“We hold sacred the contribution of all the Allies to the common Victory in that war, and we believe any attempts to drive a wedge between us are disgraceful. But no matter how hard the falsifiers of history try, the fire of truth cannot be put out. It was the peoples of the Soviet Union who broke the backbone of the Third Reich. That is a fact.”

TML Weekly, Supplement on the 75th Anniversary of D-Day, No. 21, June 8, 2019. The Supplement included articles presenting a recounting of the Red Army’s Operation Bagration, notable events at this year’s commemoration of D-Day, as well as an item that details the prevarications and ulterior motives that characterized the U.S. and British participation throughout World War II, including D-Day.

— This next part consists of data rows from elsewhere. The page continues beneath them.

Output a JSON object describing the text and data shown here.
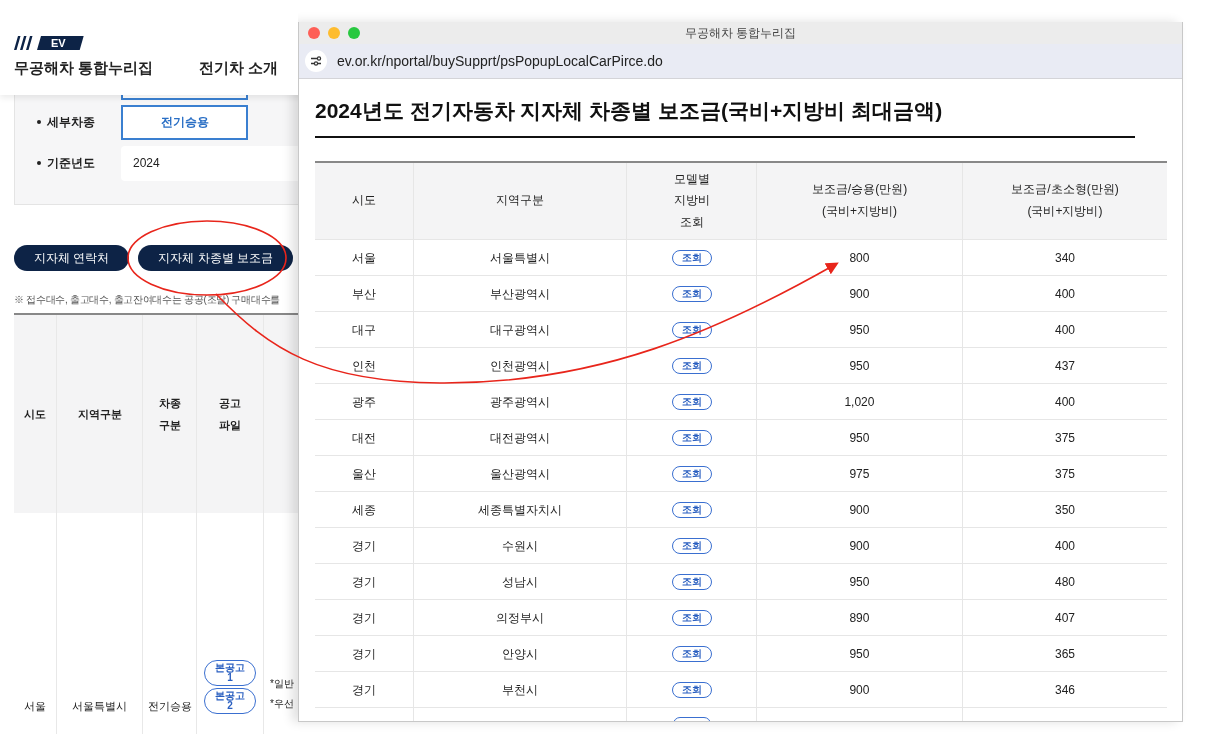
{
  "background_page": {
    "logo_badge": "EV",
    "site_name": "무공해차 통합누리집",
    "nav_item": "전기차 소개",
    "form": [
      {
        "label": "세부차종",
        "kind": "button",
        "value": "전기승용"
      },
      {
        "label": "기준년도",
        "kind": "input",
        "value": "2024"
      }
    ],
    "buttons": [
      "지자체 연락처",
      "지자체 차종별 보조금"
    ],
    "note": "※ 접수대수, 출고대수, 출고잔여대수는 공공(조달) 구매대수를",
    "table": {
      "columns": [
        "시도",
        "지역구분",
        "차종\n구분",
        "공고\n파일"
      ],
      "rows": [
        {
          "cells": [
            "서울",
            "서울특별시",
            "전기승용"
          ],
          "files": [
            "본공고\n1",
            "본공고\n2"
          ],
          "notes": [
            "*일반",
            "*우선"
          ]
        }
      ]
    }
  },
  "popup": {
    "title": "무공해차 통합누리집",
    "url": "ev.or.kr/nportal/buySupprt/psPopupLocalCarPirce.do",
    "heading": "2024년도 전기자동차 지자체 차종별 보조금(국비+지방비 최대금액)",
    "table": {
      "columns": [
        "시도",
        "지역구분",
        "모델별\n지방비\n조회",
        "보조금/승용(만원)\n(국비+지방비)",
        "보조금/초소형(만원)\n(국비+지방비)"
      ],
      "rows": [
        {
          "sido": "서울",
          "region": "서울특별시",
          "lookup": "조회",
          "sedan": "800",
          "compact": "340"
        },
        {
          "sido": "부산",
          "region": "부산광역시",
          "lookup": "조회",
          "sedan": "900",
          "compact": "400"
        },
        {
          "sido": "대구",
          "region": "대구광역시",
          "lookup": "조회",
          "sedan": "950",
          "compact": "400"
        },
        {
          "sido": "인천",
          "region": "인천광역시",
          "lookup": "조회",
          "sedan": "950",
          "compact": "437"
        },
        {
          "sido": "광주",
          "region": "광주광역시",
          "lookup": "조회",
          "sedan": "1,020",
          "compact": "400"
        },
        {
          "sido": "대전",
          "region": "대전광역시",
          "lookup": "조회",
          "sedan": "950",
          "compact": "375"
        },
        {
          "sido": "울산",
          "region": "울산광역시",
          "lookup": "조회",
          "sedan": "975",
          "compact": "375"
        },
        {
          "sido": "세종",
          "region": "세종특별자치시",
          "lookup": "조회",
          "sedan": "900",
          "compact": "350"
        },
        {
          "sido": "경기",
          "region": "수원시",
          "lookup": "조회",
          "sedan": "900",
          "compact": "400"
        },
        {
          "sido": "경기",
          "region": "성남시",
          "lookup": "조회",
          "sedan": "950",
          "compact": "480"
        },
        {
          "sido": "경기",
          "region": "의정부시",
          "lookup": "조회",
          "sedan": "890",
          "compact": "407"
        },
        {
          "sido": "경기",
          "region": "안양시",
          "lookup": "조회",
          "sedan": "950",
          "compact": "365"
        },
        {
          "sido": "경기",
          "region": "부천시",
          "lookup": "조회",
          "sedan": "900",
          "compact": "346"
        }
      ]
    }
  }
}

Leave a comment

Filed under Europe, History

Leave a Reply

Fill in your details below or click an icon to log in:

WordPress.com Logo

You are commenting using your WordPress.com account. Log Out /  Change )

Google photo

You are commenting using your Google account. Log Out /  Change )

Twitter picture

You are commenting using your Twitter account. Log Out /  Change )

Facebook photo

You are commenting using your Facebook account. Log Out /  Change )

Connecting to %s